Looking ahead to a tour of English cathedrals with Canterbury on the list, I assumed the thing to do was to read The Canterbury Tales again. I was only partly right. First of all, the tales were far more “R” rated than I remembered. My sister Beth agreed with me and confessed that she gave up before she finished. We think we’d been given sanitized versions when we were younger, but we were glad we’d reviewed the stories when we went through the three-dimensional interpretation of the tales. Beth’s guidebook said these were a light-hearted introduction for the young or uninitiated. We classified ourselves as the former.

What I should have done was to also read a good account of Thomas Becket since his story turned up in some form at every cathedral, including various memorials and faintly disguised jabs at Henry VIII for destroying the shrines to him. His story was a turning point for the religious and political history of England. I was fairly sure my memory had a touch of color to go with his saintliness as portrayed by the cathedral guides. I wound up wishing I’d read a good biography. However, I can remedy this failure. After my return, a friend recommended a few books that will fill me in on the real Thomas Becket – T. S. Eliot’s Murder in the Cathedral; Thomas Becket: Warrior, Priest, and Rebel by Thomas Guy; and Thomas Becket by Frank Barlow.

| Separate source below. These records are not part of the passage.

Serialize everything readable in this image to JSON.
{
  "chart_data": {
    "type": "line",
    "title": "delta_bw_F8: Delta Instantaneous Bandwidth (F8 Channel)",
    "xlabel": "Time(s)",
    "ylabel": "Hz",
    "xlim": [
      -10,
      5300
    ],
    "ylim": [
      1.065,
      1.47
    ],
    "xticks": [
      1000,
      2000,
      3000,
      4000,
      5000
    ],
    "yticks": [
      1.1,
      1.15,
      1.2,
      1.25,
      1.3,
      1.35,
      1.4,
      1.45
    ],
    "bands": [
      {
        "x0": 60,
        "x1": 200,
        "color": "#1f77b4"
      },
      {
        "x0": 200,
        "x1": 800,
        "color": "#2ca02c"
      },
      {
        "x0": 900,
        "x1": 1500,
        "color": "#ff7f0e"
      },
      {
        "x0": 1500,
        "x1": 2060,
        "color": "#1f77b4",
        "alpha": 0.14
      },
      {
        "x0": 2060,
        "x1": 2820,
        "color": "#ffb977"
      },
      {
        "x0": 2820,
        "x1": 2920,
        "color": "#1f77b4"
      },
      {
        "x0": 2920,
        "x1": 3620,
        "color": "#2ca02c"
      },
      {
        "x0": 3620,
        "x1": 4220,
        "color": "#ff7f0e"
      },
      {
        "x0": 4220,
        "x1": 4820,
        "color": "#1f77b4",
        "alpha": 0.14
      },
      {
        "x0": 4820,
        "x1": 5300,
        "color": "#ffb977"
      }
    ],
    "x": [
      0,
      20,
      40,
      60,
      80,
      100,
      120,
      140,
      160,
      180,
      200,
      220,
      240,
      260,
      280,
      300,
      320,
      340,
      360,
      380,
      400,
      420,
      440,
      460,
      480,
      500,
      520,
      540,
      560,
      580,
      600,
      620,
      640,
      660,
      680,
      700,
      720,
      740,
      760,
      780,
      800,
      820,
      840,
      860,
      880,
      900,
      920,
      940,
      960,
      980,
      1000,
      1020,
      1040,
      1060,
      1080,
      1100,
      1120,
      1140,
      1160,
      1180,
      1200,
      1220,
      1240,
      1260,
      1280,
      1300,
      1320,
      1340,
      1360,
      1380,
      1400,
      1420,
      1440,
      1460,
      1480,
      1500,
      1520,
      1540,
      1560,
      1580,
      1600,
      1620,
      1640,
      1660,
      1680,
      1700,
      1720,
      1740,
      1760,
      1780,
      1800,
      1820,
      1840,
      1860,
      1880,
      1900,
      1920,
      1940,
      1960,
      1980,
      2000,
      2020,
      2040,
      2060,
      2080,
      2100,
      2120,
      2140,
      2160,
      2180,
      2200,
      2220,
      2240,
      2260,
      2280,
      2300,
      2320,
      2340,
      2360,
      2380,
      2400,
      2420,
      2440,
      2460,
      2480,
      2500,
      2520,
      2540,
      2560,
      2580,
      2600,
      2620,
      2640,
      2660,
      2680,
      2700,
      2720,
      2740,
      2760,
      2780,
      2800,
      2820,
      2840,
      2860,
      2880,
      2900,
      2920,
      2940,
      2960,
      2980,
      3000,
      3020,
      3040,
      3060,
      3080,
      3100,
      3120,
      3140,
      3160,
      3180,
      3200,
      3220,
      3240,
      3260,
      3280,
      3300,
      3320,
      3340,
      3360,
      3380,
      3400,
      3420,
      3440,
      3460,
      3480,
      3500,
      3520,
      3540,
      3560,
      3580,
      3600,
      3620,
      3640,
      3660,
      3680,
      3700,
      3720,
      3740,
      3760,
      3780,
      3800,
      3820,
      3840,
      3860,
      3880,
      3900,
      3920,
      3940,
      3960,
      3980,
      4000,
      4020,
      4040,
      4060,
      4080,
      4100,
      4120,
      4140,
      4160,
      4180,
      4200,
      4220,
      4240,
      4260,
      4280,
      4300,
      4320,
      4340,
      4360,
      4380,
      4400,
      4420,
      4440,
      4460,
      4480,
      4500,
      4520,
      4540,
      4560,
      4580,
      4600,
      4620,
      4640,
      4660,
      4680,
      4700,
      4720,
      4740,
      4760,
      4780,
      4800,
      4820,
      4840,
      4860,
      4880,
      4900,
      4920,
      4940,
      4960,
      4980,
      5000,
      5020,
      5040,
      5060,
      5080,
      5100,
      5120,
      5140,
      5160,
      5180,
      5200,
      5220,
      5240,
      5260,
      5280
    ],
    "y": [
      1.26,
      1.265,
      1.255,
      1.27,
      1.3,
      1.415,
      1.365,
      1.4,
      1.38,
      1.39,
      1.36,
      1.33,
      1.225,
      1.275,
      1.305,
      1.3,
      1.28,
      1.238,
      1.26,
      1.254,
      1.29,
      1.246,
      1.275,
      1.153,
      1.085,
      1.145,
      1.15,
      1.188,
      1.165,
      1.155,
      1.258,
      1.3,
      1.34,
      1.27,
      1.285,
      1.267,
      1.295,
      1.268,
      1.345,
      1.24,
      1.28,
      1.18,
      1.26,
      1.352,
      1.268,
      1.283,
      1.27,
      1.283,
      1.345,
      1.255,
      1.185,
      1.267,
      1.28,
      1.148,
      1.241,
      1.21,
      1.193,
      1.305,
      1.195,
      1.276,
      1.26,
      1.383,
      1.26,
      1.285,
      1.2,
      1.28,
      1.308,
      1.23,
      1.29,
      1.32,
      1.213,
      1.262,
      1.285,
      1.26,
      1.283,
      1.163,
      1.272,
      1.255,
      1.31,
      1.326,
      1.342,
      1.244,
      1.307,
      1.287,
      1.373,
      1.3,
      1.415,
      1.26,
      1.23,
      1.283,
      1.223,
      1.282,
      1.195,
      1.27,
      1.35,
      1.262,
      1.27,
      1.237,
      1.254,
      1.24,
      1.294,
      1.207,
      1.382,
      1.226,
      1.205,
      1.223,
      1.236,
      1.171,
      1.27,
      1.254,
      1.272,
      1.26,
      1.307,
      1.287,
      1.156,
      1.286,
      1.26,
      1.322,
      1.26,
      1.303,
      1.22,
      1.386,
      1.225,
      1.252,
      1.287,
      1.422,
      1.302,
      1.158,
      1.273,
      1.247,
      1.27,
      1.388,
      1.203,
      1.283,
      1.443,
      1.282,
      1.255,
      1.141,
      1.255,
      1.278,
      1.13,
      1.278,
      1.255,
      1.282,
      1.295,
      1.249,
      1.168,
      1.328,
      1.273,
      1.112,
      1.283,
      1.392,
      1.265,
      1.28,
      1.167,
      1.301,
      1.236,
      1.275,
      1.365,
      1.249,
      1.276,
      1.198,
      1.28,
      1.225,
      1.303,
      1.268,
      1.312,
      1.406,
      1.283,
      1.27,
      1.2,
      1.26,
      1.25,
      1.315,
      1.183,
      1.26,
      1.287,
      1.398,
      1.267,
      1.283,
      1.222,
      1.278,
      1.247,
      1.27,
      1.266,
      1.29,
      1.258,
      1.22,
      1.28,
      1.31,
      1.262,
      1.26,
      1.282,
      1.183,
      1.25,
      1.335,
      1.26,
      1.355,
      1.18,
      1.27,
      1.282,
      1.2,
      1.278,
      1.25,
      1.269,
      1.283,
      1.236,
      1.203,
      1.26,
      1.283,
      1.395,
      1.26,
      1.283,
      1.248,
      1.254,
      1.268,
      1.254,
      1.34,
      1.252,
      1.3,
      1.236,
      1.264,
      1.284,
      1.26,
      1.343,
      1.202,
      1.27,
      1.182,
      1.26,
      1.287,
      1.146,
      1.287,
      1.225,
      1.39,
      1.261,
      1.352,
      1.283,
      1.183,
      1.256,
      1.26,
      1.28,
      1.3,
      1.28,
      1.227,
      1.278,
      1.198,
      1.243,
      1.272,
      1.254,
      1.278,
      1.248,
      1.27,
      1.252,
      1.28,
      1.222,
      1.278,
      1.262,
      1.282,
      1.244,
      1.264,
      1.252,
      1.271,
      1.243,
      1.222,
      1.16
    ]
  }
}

That wasn’t all I added to my book list. We had the wonderful opportunity of visiting the archives while we were in the Canterbury Cathedral. They let us know this was a rare privilege for a tour group. One of the volunteers who caught on that I loved these old pieces of history, said, “Let me give you the name of some books you can read that are set in this period.”

When she realized my American spelling was not going to get me the author, she said, “Let me write that down for you.” She wrote down Wolf Hall and Bring Up the Bodies by Hilary Mantel and Dissolution by C. J. Sansom.

[I’m sure Beth would want me to tell that as she was dragging me out, I said I was going to get me a t-shirt that says “I love archives.” She retorted, “You are an archive.”]

As if I didn’t already have stacks of unread books, a list of “books to read,” and a Kindle stocked and ready! There is no end. “No end” brings me to the words of the wise teacher of Ecclesiastes – and not just because our pastor is currently preaching from the book. “And further, by these, my son, be admonished: of making many books there is no end; and much study is a weariness of the flesh.” Ecclesiastes 12:12 – (from the King James Version in honor of this English journey)

I have two conclusions. (1) Common wisdom says one must be a reader to be a writer so I can claim that I am working as I read all these books. (2) Weariness of the flesh brought on by much study leads to a good night’s rest. Bring on the books!